Program comprehension is a very important skill a software engineer need. Many researchers conduct experiments on program comprehension in order to improve tools, documentation, and maintenance guidelines supporting program comprehension. Individual programmers’ productivity might vary significantly even though they have similar background. Thus, the subjects’ background is very important when conducting and analyzing experiments on program comprehension. The survey presented in this short Master thesis identifies subjects background information reported in software experiments on program comprehension. The background information reported in 24 articles was systematically analyzed in order to answer what kind of background information is reported and how the background information was used in the analysis.
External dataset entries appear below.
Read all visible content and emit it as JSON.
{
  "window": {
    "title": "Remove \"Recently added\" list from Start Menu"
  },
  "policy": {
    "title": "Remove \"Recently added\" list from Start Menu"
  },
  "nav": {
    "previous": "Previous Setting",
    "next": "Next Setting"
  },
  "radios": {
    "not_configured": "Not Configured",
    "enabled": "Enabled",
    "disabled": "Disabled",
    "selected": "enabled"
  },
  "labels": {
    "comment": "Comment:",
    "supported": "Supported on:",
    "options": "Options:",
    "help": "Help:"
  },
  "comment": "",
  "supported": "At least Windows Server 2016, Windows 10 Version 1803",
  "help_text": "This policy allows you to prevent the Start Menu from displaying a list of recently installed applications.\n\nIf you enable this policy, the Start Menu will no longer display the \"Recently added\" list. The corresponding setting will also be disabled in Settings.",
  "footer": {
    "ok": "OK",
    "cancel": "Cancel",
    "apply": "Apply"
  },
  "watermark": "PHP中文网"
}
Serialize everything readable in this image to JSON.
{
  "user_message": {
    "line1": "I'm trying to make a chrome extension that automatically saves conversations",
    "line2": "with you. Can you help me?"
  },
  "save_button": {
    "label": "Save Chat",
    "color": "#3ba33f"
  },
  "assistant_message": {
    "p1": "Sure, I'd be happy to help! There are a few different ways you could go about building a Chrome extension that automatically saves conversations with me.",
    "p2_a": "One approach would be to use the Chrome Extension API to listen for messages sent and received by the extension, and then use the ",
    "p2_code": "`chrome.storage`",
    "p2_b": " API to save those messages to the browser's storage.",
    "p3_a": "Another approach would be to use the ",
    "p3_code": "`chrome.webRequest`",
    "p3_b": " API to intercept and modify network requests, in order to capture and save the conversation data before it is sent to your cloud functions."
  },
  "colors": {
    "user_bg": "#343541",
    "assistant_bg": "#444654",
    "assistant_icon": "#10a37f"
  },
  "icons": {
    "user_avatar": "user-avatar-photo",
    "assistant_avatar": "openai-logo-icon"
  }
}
The articles reports many different background variables, but the overall impression of the background information reported in program comprehension experiments is that it is rather arbitrary and small. The analysis shows that there is a need for standards and guidelines of how to collect and report subjects’ background information. The survey shows also that almost no background information of the subjects is used in the experiments’ analysis. The articles in this survey provide so little information about the subjects’ background that it is difficult to perform replications and meta-analysis. This thesis aims to make researchers more aware of the subjects’ background in their experiments and reports.
On the basis of the results of the analysis I have suggested background variables that should be collected in comprehension studies and proposed a background questionnaire. The questionnaire was used in an experiment with 24 subjects from the industry. I report here experiences with the questionnaire.